Baker Flowers Foods (NYSE:FLO) has produced impressive results for longtime shareholders, working to put together a growing network of nationally known baked-goods brands. Flowers isn't the only player in the industry, but it and Campbell Soup (NYSE:CPB) brand Pepperidge Farm have generally squared off against local competition and store brands for years. Yet recently, Flowers has seen its share price fall back from its previous highs, and coming into Wednesday's fourth-quarter financial report, Flowers Foods investors were hoping that the baker would be able to eke out at least minimal growth on the top and bottom line. Flowers wasn't able to deliver on that promise, raising the specter of a tough 2016. Let's look more closely at what Flowers Foods said in its report and what we can learn from its outlook going forward.
A spoiled quarter for Flowers Foods
Flowers' fourth-quarter results didn't live up to what investors had expected to see from the bakery company. Revenue slumped 2.2% to $858.4 million, dramatically missing the $907.8 million consensus forecast among investors. Net income climbed 15% to $32.2 million, but after adjusting for one-time charges that the company took in the year-ago quarter, adjusted earnings fell 20% to $0.16 per share, missing expectations by $0.05 per share.
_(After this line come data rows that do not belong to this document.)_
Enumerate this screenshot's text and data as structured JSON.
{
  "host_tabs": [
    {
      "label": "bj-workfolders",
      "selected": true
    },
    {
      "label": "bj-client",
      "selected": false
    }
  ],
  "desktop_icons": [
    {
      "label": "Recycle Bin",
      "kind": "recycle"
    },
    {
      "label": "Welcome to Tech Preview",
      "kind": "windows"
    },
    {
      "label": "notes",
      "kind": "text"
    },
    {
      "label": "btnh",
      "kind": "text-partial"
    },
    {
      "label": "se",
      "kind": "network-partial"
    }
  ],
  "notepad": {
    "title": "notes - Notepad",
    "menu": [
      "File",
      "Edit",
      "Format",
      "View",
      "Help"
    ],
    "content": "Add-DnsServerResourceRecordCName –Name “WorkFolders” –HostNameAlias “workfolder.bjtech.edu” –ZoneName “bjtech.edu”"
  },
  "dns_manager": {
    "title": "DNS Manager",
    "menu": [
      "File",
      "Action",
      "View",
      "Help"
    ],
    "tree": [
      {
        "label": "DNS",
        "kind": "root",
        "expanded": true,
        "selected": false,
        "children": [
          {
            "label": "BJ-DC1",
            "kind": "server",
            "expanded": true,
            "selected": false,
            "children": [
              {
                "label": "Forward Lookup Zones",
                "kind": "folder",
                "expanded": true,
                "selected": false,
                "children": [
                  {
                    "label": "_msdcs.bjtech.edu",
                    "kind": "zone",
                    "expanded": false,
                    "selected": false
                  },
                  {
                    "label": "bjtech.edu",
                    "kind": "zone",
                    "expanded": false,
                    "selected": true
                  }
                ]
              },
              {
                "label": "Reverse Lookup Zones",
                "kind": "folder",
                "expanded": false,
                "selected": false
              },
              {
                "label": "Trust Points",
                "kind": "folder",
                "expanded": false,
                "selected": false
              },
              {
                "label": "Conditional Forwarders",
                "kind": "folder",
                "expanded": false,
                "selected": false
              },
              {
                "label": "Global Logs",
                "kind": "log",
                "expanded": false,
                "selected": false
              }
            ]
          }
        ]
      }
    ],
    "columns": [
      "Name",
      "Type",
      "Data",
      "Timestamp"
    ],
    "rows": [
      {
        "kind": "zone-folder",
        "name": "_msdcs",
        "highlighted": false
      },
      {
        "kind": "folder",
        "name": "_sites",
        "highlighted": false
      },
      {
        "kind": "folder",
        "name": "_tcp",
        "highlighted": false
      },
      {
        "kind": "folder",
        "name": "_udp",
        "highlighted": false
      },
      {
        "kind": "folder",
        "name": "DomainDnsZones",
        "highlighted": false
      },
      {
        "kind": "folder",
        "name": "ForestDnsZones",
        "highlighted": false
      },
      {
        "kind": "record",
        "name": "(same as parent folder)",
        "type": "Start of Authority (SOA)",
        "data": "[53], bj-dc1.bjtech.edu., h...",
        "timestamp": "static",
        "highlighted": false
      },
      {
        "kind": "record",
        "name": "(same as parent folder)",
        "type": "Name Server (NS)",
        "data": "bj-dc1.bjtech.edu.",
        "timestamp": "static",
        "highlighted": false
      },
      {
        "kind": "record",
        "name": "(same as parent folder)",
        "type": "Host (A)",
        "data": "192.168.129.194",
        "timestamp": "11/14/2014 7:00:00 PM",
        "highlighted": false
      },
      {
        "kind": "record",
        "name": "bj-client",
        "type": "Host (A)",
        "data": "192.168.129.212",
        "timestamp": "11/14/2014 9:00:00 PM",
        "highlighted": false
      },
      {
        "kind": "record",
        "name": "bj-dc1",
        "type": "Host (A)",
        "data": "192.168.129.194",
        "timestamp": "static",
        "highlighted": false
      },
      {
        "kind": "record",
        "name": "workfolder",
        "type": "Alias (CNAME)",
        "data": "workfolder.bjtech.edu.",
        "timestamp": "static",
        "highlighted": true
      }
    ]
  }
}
A closer look at the numbers reveals several things. Flowers Foods' fourth quarter was only 12 weeks long, as opposed to last year's 13-week quarter. Those following the stock should have known that, but it's at least possible that consensus forecasts were assuming a comparable-length quarter. Nevertheless, some of the trends within Flowers Foods had different impacts on its various segments. The branded retail side of the business did well, posting a minimal 1.2% sales drop in the direct store delivery segment and climbing almost 32% in the warehouse segment. By contrast, store-branded retail sales plunged almost 11% in direct store delivery and 6% in warehouse. Non-retail and other sales performed slightly worse than the company's overall totals.
Once again, the warehouse segment turned out to be more profitable. Adjusted operating earnings dropped 10% in the direct store delivery segment, but they rose 18% in the warehouse division. Unfortunately, with only a fifth of overall revenue coming from warehouse, its positive move wasn't enough to offset the drop in direct store delivery.
CEO Allen Shiver accepted responsibility for the poor results. "We are not satisfied with our performance in the fourth quarter," Shiver said. The CEO cited the reversal of favorable trends from earlier in the year as holding back Flowers Foods' ability to turn its strategic initiatives into greater growth.
Can Flowers Foods bounce back?
Flowers nevertheless sees good things ahead for 2016. The company believes that its recent acquisitions should add 5.2% to 5.7% to sales growth for the year, and Flowers is working hard to expand its market share against Campbell Soup's Pepperidge Farm and other competitors in rapidly expanding market areas.
Looking ahead to fiscal 2016, Flowers Foods' guidance for the full year was less promising than most investors had hoped to see. Revenue guidance in a range of $3.986 billion to $4.08 billion covers the current investor estimate of $4.06 billion, albeit leaving more room for underperformance than outperformance. But earnings guidance for $0.98 to $1.04 per share is squarely below the consensus estimate of $1.10 per share, and growth rates of 6.5% to 13% on the bottom line weren't enough to give shareholders much confidence in Flowers' future.
Some investors are also worried about litigation that Flowers faces. In January, Flowers Foods' drivers sued the company, arguing that the company should treat them as employees rather than independent contractors. Although Flowers asserts that courts have upheld its independent contractor model in past disputes, the threat of a labor disruption could hurt Flowers' already-fragile business.
Flowers Foods' shares quickly reflected investors' dissatisfaction with its results, as the stock fell 14% in the first 30 minutes of after-hours trading following the announcement. Without further moves to support growth going forward, Flowers could have trouble getting itself back on an upward trajectory.